“Securing America,” one of the scheduled topics in tonight’s presidential-candidate debate between Hillary Clinton and Donald Trump, is also one of the top concerns for PutinTrump.org. We expect that either moderator Lester Holt or the candidates themselves will raise two key issues under this theme – and the responses will be worlds apart.
Here’s what we’re looking for, and the kinds of answers we are likely to hear:
1) Emails, cyber crime and the election. While we expect that questions around Clinton’s emails and servers during her time as Secretary of State will be raised in the debate, the security questions around her emails have already been vetted by Congress and the FBI, and no charges were filed.
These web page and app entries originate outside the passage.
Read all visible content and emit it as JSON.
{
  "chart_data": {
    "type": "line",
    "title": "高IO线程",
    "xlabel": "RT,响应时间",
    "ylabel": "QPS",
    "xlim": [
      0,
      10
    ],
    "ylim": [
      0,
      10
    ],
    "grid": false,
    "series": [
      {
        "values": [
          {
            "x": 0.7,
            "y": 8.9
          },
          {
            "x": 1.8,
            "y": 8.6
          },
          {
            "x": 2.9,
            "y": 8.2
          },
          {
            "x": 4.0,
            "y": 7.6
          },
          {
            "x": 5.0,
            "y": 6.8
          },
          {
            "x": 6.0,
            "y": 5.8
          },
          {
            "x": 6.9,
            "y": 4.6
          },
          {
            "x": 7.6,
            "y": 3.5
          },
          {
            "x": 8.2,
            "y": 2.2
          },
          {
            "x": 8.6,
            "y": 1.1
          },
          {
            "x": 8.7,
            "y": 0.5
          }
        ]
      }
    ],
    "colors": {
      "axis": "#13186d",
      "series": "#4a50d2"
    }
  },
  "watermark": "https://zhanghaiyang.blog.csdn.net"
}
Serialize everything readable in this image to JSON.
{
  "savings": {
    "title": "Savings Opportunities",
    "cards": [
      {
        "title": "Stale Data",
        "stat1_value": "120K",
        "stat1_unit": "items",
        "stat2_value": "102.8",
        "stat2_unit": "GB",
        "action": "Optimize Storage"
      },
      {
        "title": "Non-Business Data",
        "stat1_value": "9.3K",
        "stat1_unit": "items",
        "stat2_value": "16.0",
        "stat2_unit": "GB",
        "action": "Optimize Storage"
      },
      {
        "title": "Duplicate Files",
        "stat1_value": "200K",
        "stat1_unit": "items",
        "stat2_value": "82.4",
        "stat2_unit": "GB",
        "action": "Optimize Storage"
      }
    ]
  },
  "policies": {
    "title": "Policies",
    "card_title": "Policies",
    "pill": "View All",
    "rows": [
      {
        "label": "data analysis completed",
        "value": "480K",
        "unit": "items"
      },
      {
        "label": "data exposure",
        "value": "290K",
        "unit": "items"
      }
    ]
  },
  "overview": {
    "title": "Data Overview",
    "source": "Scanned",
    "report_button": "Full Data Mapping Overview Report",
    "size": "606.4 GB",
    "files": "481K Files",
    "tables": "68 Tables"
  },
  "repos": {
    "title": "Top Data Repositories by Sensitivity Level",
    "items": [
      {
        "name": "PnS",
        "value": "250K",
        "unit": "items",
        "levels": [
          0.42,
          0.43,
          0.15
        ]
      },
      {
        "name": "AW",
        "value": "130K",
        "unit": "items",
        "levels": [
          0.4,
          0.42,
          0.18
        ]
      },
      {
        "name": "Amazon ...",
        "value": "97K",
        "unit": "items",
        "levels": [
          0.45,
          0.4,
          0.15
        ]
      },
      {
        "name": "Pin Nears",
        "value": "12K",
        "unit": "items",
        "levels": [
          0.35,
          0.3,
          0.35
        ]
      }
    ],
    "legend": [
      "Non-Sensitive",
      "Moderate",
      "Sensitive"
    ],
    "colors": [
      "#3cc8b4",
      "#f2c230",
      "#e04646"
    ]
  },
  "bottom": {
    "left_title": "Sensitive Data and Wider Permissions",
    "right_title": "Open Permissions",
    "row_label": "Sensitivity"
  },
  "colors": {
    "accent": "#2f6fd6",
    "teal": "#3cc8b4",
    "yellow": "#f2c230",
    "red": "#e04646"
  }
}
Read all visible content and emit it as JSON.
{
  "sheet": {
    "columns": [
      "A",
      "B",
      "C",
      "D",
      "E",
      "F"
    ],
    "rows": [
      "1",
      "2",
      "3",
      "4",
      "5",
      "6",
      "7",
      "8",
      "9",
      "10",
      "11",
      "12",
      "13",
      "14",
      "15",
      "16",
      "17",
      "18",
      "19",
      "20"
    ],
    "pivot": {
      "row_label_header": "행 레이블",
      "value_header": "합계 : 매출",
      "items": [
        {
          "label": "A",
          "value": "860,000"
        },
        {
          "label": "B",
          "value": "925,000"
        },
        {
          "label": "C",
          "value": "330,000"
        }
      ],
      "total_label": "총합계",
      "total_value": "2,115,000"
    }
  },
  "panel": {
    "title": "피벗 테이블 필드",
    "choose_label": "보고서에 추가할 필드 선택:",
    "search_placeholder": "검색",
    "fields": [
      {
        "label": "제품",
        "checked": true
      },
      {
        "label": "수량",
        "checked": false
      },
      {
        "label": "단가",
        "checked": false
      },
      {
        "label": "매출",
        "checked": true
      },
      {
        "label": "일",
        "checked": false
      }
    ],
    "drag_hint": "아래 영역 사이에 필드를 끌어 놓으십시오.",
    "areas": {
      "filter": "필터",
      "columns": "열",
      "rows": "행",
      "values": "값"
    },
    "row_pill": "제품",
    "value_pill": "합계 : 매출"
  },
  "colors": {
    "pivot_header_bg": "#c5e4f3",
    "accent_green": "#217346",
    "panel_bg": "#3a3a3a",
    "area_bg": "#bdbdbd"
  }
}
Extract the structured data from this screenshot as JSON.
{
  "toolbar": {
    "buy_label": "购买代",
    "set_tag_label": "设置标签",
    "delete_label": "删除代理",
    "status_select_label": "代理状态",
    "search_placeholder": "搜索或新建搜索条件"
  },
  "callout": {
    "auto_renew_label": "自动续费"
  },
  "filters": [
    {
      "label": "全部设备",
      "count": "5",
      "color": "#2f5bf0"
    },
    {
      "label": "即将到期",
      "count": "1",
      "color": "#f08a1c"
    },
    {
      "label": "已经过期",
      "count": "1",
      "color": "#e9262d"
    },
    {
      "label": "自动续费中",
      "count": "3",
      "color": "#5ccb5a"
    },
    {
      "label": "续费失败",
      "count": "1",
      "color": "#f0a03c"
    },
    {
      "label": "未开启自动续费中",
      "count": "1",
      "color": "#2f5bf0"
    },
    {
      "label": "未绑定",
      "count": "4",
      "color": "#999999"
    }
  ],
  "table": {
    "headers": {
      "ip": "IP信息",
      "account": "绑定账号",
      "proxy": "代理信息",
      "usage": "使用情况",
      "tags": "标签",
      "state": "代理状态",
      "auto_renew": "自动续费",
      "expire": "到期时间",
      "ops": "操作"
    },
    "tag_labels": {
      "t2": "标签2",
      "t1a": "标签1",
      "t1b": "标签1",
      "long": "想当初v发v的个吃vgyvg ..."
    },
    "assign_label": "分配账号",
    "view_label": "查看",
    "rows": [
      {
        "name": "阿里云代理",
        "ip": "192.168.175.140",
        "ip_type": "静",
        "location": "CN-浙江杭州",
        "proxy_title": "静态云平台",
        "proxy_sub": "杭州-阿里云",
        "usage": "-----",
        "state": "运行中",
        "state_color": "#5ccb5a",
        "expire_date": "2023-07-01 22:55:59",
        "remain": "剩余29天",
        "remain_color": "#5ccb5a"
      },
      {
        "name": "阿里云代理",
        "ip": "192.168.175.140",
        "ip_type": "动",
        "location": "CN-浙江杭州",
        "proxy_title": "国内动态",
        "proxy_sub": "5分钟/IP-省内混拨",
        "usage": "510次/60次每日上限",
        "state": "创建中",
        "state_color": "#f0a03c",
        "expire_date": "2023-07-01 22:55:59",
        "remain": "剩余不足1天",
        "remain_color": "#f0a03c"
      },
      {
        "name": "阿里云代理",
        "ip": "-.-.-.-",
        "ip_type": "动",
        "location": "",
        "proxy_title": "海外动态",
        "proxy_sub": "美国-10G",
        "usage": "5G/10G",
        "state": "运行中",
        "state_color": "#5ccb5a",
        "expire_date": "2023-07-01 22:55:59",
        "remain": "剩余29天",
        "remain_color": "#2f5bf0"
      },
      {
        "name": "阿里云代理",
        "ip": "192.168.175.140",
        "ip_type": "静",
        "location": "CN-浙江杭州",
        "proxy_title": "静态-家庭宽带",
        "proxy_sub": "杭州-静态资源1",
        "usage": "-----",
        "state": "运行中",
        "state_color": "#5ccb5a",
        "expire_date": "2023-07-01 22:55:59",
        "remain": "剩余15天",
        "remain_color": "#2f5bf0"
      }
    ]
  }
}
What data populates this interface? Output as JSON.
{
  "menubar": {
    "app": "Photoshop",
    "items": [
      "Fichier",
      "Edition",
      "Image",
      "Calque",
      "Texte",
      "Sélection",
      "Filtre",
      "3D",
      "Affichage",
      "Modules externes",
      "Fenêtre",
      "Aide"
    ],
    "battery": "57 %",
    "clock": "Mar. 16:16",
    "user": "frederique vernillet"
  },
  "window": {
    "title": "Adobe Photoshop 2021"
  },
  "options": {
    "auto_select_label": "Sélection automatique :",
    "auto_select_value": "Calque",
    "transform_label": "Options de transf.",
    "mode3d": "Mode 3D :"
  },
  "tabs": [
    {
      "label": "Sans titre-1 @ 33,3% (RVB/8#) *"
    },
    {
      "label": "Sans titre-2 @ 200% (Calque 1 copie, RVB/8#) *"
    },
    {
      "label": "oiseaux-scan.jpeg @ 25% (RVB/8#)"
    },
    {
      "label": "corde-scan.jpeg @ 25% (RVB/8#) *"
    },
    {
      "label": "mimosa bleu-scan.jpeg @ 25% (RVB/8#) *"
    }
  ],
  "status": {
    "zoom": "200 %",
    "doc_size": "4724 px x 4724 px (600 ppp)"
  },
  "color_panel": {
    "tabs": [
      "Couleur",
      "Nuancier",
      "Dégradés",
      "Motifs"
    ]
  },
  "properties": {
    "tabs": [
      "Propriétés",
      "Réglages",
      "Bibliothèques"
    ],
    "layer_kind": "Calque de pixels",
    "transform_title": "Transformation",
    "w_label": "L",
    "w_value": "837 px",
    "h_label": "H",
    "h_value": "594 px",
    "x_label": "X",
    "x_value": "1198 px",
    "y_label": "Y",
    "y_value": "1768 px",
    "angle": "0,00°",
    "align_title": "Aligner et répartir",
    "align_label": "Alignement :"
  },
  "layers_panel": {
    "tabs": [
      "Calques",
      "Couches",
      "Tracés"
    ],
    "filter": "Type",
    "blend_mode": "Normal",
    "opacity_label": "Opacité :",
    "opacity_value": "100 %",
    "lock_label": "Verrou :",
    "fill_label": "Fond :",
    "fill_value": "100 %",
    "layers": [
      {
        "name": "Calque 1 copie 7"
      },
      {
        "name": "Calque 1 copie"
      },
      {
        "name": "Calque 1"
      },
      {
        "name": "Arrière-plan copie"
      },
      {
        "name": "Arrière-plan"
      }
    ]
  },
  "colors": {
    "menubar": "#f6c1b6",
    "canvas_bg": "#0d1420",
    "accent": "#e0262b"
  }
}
A far more serious risk should be discussed tonight: the Russian hacking of the Democratic National Committee’s email system, as well as electoral systems in Arizona and Illinois.
The FBI is just beginning to investigate the Russian hacking and subsequent leaks of stolen emails from the DNC and officials such as former Chairman of the Joint Chief of Staff Colin Powell. It is believed that this unprecedented Russian interference into the U.S election is on behalf of Trump. The FBI has high confidence that Russia is behind the stolen emails.
Trump has explicitly welcomed hacking by a foreign state. According to the New York Times, Trump said “he hoped Russian intelligence services had successfully hacked Hillary Clinton’s email, and encouraged them to publish whatever they may have stolen, essentially urging a foreign adversary to conduct cyber espionage against a former secretary of state.” Trump has suggested that additional hacked email revelations will emerge before the Nov. 8 election.
During the debate, Trump will either repeat his pro-hacking statements or try to deny what he said and distance himself from his previous often-repeated statements in praise of Russian leader Vladimir Putin and inviting more hacking. In that case, he makes a clear flip-flop on his position. No matter his response, Trump’s position on Russian interference in the U.S. election, as well as his flattery of Putin, raise critical national security questions, and moderator Holt should hold Trump to account.
For Clinton’s part, she has called Russian interference in U.S. elections “a threat from an adversarial foreign power.” Expect her to stay firm to this position in the debate: Cyber espionage and Russian hacking has no place in the U.S. election and should be appalling for all citizens.
2) NATO. We agree with The New York Times, which says Trump should be asked about NATO:
“The North Atlantic Treaty Organization is the alliance between the United States and 27 other countries, including the three Baltic States: Lithuania, Latvia and Estonia. Article 5 of its charter explicitly states that an attack on one member should be considered an attack on all. You have praised President Vladimir V. Putin, vowing to fashion better relations with Russia. But if, as he did in Crimea and eastern Ukraine, Mr. Putin intervened militarily in one of the Baltic States, would you favor invoking NATO’s Article 5 and sending forces to counter Russia?”
Trump has implied that he might not honor the long-standing U.S. commitment to NATO members. And he has said his response to a possible Baltic invasion by Russia won’t be an automatic “we’ll protect you.” Instead, Trump’s actions would depend on whether or not the NATO member is current on its defense spending commitments. Such an approach would cripple speedy action by the NATO alliance, much to the delight of Putin.
Trump will either have to backtrack, and finally support NATO – a clear flip-flop – or stick with his position along lines that favor Putin and Russia’s national interests.
Clinton has consistently said the U.S. should honor its commitment to NATO members. NATO came to the aid of the United States after 9/11, after all. Such a clear posture of deterrence has largely kept the peace in Europe and the alliance strong for nearly 70 years.
Tonight, look for Trump is likely to resort to outright denials of his previous statements or to flip his positions entirely. Either way, where does Trump really stand on the issues that most impact U.S. security? What would he actually do in office? In terms of the most important questions around “Securing America,” voters can’t trust anything he says.